Handling things like wet sand, wet mud, and play dough seems almost therapeutic for them. That’s why I wanted to make sure that my list of staff picks included a sensory play station.

The tricky part is that there are several great ways to create a place that encourages kids’ tactile play. It’s tough to recommend just one product.

To start, my kids used an old-school, re-gifted Little Tikes turtle sandbox like the one pictured below when they were toddlers. They loved it, and they spent a lot of time in it.

Little Tikes Turtle Sandbox. This pic is from Amazon, but if you can’t find it for sale there it should be available at Target.

But the sandbox also had downsides: There was a lot of pressure to make sure it was always closed at night to prevent animals from pooping in it. Ants tended to congregate in it occasionally if it was unused for a while. And of course the kids loved being able to sit and walk in the sand, but that also meant more sand on their feet and in their clothes, which then made its way into the house. The plastic sandbox was also super heavy, which made the chore of refilling or relocating it an awkward one.

I still think a basic plastic sandbox like the one my kids had is still one of the most affordable options for the type of tactile sensory play that kids love.

But a simple plastic bin in a wooden or metal frame also works well for sensory play without the downsides I just mentioned. Plus, you can bring it indoors for use with things like play dough.

My father-in-law made the sensory table pictured in the featured image for my son (although admittedly he was already 4 by the time he got it). There are plenty of DIY plans online for people who want to make their own simple sensory play bin using a standard storage container from the hardware store.

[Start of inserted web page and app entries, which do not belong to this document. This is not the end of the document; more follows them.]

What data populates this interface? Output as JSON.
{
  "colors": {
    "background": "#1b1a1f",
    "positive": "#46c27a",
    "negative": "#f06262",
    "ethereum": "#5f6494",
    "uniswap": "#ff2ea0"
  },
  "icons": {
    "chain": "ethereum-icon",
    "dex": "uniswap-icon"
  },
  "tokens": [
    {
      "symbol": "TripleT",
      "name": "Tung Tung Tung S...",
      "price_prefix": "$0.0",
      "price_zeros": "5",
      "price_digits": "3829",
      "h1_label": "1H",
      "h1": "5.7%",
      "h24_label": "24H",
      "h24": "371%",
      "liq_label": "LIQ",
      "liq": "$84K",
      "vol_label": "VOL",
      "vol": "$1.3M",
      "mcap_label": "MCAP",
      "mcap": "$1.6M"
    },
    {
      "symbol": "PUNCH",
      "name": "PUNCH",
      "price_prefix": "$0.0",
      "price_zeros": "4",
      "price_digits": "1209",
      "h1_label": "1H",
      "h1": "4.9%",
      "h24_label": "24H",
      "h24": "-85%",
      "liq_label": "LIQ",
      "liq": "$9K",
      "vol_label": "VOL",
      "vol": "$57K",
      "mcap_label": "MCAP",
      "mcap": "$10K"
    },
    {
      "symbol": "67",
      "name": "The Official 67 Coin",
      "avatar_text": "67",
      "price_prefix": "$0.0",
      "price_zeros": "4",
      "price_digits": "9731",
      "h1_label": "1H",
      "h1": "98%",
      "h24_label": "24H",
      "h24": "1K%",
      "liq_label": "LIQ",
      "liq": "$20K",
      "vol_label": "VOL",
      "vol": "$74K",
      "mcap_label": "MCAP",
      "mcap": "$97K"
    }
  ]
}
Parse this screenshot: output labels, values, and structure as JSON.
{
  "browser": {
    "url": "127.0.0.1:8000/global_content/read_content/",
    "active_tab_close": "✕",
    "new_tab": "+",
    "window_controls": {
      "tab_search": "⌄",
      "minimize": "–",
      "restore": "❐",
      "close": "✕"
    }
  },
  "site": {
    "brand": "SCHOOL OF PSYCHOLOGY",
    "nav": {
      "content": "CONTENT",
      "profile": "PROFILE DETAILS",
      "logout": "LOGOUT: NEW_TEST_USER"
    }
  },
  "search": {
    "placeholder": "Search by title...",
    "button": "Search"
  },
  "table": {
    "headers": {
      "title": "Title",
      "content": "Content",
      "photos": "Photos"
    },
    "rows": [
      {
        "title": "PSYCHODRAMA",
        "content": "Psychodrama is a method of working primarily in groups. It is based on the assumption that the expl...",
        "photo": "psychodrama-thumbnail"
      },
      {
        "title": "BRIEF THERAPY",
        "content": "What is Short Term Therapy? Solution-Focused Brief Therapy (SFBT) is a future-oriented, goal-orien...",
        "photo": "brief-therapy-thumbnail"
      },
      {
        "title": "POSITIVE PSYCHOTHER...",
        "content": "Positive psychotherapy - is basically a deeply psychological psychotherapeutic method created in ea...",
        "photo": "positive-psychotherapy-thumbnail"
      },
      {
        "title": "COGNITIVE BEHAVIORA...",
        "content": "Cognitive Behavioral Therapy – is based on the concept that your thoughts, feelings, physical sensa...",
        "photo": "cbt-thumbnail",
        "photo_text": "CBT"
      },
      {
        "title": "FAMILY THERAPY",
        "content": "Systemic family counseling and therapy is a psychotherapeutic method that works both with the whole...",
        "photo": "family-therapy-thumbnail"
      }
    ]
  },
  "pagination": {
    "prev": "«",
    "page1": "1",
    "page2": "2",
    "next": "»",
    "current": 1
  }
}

However, there are also plenty of simple sensory tables available for sale online if you don’t want to make your own. Here are a few:

Toddler sensory table, $32
Adjustable sensory table, $110
Step2 Sand Table, $72

As I wrote in my gift guide for mess-loving toddlers, there are almost too many options for parents who want to invest in a “sensory station” for their toddlers. In addition to sandboxes and tables, they may also prefer one of these options.

  • Mud kitchens – These are designed for outdoor use and tend to be made out of wood, and have a few more options like storage for bins and utensils
  • Water tables – These can sometimes handle sand, but were mostly made for water use. They may come with funnels and spouts to make things more interesting.